> EXERCISE PROMPT: Please output the entries below without altering a single character.

> EXERCISE DATA:
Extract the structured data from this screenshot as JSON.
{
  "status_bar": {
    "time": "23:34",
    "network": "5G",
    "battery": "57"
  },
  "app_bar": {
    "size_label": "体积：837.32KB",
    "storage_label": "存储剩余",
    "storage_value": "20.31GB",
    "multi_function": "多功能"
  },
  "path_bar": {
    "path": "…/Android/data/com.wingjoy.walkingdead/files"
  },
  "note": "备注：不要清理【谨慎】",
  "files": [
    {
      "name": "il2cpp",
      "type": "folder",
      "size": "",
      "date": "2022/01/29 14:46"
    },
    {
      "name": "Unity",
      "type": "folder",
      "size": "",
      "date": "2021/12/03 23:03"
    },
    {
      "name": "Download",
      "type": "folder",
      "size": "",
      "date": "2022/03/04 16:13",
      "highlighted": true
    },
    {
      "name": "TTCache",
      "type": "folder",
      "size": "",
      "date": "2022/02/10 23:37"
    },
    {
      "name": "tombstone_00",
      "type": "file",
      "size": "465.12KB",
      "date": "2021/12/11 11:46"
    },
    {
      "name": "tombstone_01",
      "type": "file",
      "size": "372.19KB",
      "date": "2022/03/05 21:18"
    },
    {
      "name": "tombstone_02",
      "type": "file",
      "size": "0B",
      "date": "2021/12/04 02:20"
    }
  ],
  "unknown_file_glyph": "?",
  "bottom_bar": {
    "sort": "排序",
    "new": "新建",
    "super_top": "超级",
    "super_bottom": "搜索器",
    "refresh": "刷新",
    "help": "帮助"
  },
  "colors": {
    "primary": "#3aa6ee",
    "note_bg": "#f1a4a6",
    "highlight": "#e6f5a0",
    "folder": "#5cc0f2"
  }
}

> RESPONSE:
Extract the structured data from this screenshot as JSON.
{
  "status_bar": {
    "time": "23:34",
    "network": "5G",
    "battery": "57"
  },
  "app_bar": {
    "size_label": "体积：837.32KB",
    "storage_label": "存储剩余",
    "storage_value": "20.31GB",
    "multi_function": "多功能"
  },
  "path_bar": {
    "path": "…/Android/data/com.wingjoy.walkingdead/files"
  },
  "note": "备注：不要清理【谨慎】",
  "files": [
    {
      "name": "il2cpp",
      "type": "folder",
      "size": "",
      "date": "2022/01/29 14:46"
    },
    {
      "name": "Unity",
      "type": "folder",
      "size": "",
      "date": "2021/12/03 23:03"
    },
    {
      "name": "Download",
      "type": "folder",
      "size": "",
      "date": "2022/03/04 16:13",
      "highlighted": true
    },
    {
      "name": "TTCache",
      "type": "folder",
      "size": "",
      "date": "2022/02/10 23:37"
    },
    {
      "name": "tombstone_00",
      "type": "file",
      "size": "465.12KB",
      "date": "2021/12/11 11:46"
    },
    {
      "name": "tombstone_01",
      "type": "file",
      "size": "372.19KB",
      "date": "2022/03/05 21:18"
    },
    {
      "name": "tombstone_02",
      "type": "file",
      "size": "0B",
      "date": "2021/12/04 02:20"
    }
  ],
  "unknown_file_glyph": "?",
  "bottom_bar": {
    "sort": "排序",
    "new": "新建",
    "super_top": "超级",
    "super_bottom": "搜索器",
    "refresh": "刷新",
    "help": "帮助"
  },
  "colors": {
    "primary": "#3aa6ee",
    "note_bg": "#f1a4a6",
    "highlight": "#e6f5a0",
    "folder": "#5cc0f2"
  }
}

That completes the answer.